Mechatronics denotes the simultaneous and integrated combination of techniques deriving from mechanics, electricity, electronics, as well as control and computer sciences, used to design more reliable and more competitive products.
This multi-disciplinary approach requires an effective interaction between the various disciplines involved in each study phase. The mechatronic methodology aims at reaching an optimum, which cannot be obtained by a classical approach that is mainly sequential and compartmentalized.
The CEREM - Center for Research in Mechatronics of UCL - combines its various competencies in solving the technological challenges arising from new applications.

MEMA
Ocean modelling Modelling and numerical simulation in continuum mechanics.
Process simulation : injection moulding, composites, crystal growth, extrusion, mixing.
Turbulent flows.
Rheology.
Micro-macro modelling of polymers.
Mechanical properties of composites.
Foam.
Plasticity, nonlinear elasticity, damage.
Algorithms for nonlinear homogenization.
Numerical methods.
Computational geometry.
Numerical software engineering.
Parallel computing.
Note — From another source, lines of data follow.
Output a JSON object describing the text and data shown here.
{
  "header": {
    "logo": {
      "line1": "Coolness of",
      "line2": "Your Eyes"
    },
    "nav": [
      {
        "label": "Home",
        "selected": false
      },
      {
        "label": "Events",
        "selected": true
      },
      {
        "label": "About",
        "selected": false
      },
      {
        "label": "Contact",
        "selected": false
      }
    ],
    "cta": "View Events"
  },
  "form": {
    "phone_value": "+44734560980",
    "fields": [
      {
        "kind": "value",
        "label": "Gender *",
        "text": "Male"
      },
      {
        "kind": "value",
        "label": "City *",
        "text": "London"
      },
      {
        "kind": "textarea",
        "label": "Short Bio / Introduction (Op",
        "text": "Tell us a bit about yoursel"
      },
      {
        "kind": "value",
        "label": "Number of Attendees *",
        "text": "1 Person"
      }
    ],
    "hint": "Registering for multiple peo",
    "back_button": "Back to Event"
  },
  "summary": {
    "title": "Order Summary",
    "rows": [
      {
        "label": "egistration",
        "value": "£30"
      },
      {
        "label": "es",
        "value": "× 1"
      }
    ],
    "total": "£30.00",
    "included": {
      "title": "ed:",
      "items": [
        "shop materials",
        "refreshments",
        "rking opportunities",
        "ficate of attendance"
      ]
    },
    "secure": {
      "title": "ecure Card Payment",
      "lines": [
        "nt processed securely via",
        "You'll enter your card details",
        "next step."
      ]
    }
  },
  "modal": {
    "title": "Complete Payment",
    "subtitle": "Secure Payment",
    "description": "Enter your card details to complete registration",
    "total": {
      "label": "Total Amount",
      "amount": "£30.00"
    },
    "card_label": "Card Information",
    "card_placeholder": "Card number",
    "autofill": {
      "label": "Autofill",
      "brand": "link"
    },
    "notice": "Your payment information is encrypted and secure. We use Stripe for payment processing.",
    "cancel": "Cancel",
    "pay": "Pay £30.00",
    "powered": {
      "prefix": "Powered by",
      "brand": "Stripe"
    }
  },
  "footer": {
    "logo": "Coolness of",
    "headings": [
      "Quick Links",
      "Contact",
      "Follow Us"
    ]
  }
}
TFL - The research activities of the unit are all related to fluid mechanics and applied thermodynamics:
- Development of numerical methods for fluid mechanics (vortex methods)
- Modelling and simulation of turbulent flows (DNS, LES)
- Modelling and simulation of external flows (aircraft wake vortex, wind turbines, etc.)
- Modelling and simulation of reactionnal flows (compressible reactive flows, HCCI engines, TDAC approach, etc.)
- Experimental and numerical study of combustion kinetics (alcohol, soot precursors, biofuels)
- Experimental and numerical study of thermochemical biomass conversion (pyrolysis, gasification, combustion)
- Modelling in nuclear thermal hydraulic (gen IV systems)
- Solar driven cooling systems using ejectors (study of the cycle and of the ejectors)


| 4/06/2012 |